Perez allows three in ninth to offset three Cleveland homers
DETROIT -- There may be some tired arms coming home to Cleveland for the Tribe's home opener Monday. Worse yet, the Indians might be thinking about a game they let get away Sunday afternoon.
The Tigers scored eight runs in the final four innings to come back from a six-run deficit and beat Cleveland, 9-8, on Sunday.
It was a devastating loss for Cleveland, which appeared to be in control until the late innings. The Indians hit three home runs, two more than they had in the first five games combined, and scored six runs off one of the most dominating starting pitchers around in Justin Verlander.
Leading by two in the ninth, closer Chris Perez (0-1) allowed three runs on two hits, three walks and a wild pitch. Pinch-hitter Johnny Damon walked with the bases loaded and two outs to tie the game, and a wild pitch to Scott Sizemore scored Carlos Guillen with the winning run.
"The walk to [shortstop Ramon] Santiago [with two on and two out] really hurt," Perez said. "I needed to go after him, but my pitches were leaking a bit to him and then again to Damon. There are no excuses. I still had a chance to get out of there with the win."
Cleveland led 7-1 after Jhonny Peralta hit a two-run homer in the sixth, giving starter Jake Westbrook a chance at his first victory in more than two years. Westbrook pitched like a cagey veteran Sunday afternoon -- or how a staff ace is supposed to pitch even when he doesn't have his best stuff.
There were runners on base throughout the 5 2/3 innings that Westbrook pitched. Two Tigers were stranded in the first. Westbrook then gave up a pair of singles and a walk in the third. But a laser throw from Shin-Soo Choo in right to catcher Lou Marson nabbed Don Kelly at home for the third out.
Westbrook hit consecutive batters with two outs in the fourth, but stranded two more runners. Miguel Cabrera hit an RBI single in the fifth, but Westbrook struck out Guillen and Brandon Inge to end another threat.
Magglio Ordonez singled with two outs and the bases loaded in the sixth, cutting Detroit's deficit to 7-3 and ending Westbrook's day at 105 pitches. He allowed nine hits, three walks and hit two batters, and exited in line for the victory.
"I felt closer to where I want to be out there today, and I felt like I made some good pitches when I had to," Westbrook said. "But I'm at fault [for the loss] as much as anyone because I couldn't get through that sixth inning. I just can't let so many runners get on base."
Westbrook admits that it may be a few more starts before he gets his command back to where it was three years ago, before he began having elbow problems that sidelined him for nearly two years.
"I'm still a little erratic," he said. "I need to find some consistency."

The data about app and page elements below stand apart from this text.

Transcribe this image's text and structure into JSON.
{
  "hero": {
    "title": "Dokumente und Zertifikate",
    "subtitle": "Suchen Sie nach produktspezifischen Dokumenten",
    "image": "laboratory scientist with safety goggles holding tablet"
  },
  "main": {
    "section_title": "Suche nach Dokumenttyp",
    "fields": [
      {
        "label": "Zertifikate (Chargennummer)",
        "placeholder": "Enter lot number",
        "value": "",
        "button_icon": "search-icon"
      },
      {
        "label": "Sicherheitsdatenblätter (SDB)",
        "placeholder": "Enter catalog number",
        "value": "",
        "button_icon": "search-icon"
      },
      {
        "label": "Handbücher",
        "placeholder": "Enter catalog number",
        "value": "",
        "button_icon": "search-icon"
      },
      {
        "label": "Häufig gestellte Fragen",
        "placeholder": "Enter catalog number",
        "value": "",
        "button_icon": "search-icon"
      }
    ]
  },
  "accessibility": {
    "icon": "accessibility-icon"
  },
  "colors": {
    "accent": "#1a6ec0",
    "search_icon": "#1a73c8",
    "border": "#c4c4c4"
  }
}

If the Indians can take any good news out of this game, it is that the offense broke out of an early-season slump. The Indians got to Verlander early, which is no easy task. Before the contest, manager Manny Acta called Verlander one of the "elite pitchers" in the game. The key when facing a guy like Verlander, he said, is to have quality at-bats and work the pitch count high.
That is exactly what happened in the first inning, as the Indians battered the 2009 American League All-Star for five runs on three hits and a pair of walks. The big blast came on a two-out grand slam by Luis Valbuena that cleared the right-field fence by no more than a couple of feet. It was Valbuena's first career grand slam.
Earlier in the inning, Travis Hafner picked up his third RBI of the season on a deep sacrifice fly to left.
"It's a shame, because it feels like we really wasted a good hitting performance against Verlander," Acta said. "You don't know when you may be able to get six runs off him again."
Acta said before the game that he wasn't worried about the lack of home runs early in the season, and the Tribe responded by hitting three on Sunday. Acta didn't feel his players were pressing, and said that it is typical for pitchers to have the advantage in cold-weather games early in the year. The afternoon temperature, by 3:30, was 62 degrees and the Tribe's bats seemed to warm up at the same time.
"We have at least four guys who project to hit over 20 home runs this year," Acta said.
Choo drilled his first home run of the year, a seventh inning solo shot off reliever Eddie Bonine to put the Indians up 8-3. But RBI hits by Sizemore and Inge in the next two innings set up the dramatic finish. Five Cleveland relievers combined to give up six runs on nine hits.
The Tigers threatened the modern-day Major League record for stranded runners in a game, finishing with 18 overall. Only four teams have stranded more runners since 1920, with the all-time high set at 20.
"I said it earlier this weekend that we need to throw more strikes, because what happens earlier in the game catches up to you," Acta said. "In the last few innings, we kept turning over their lineup so quickly that it seemed we were facing Ordonez and Cabrera every inning."
Mike Scott is a contributor to MLB.com. This story was not subject to the approval of Major League Baseball or its clubs.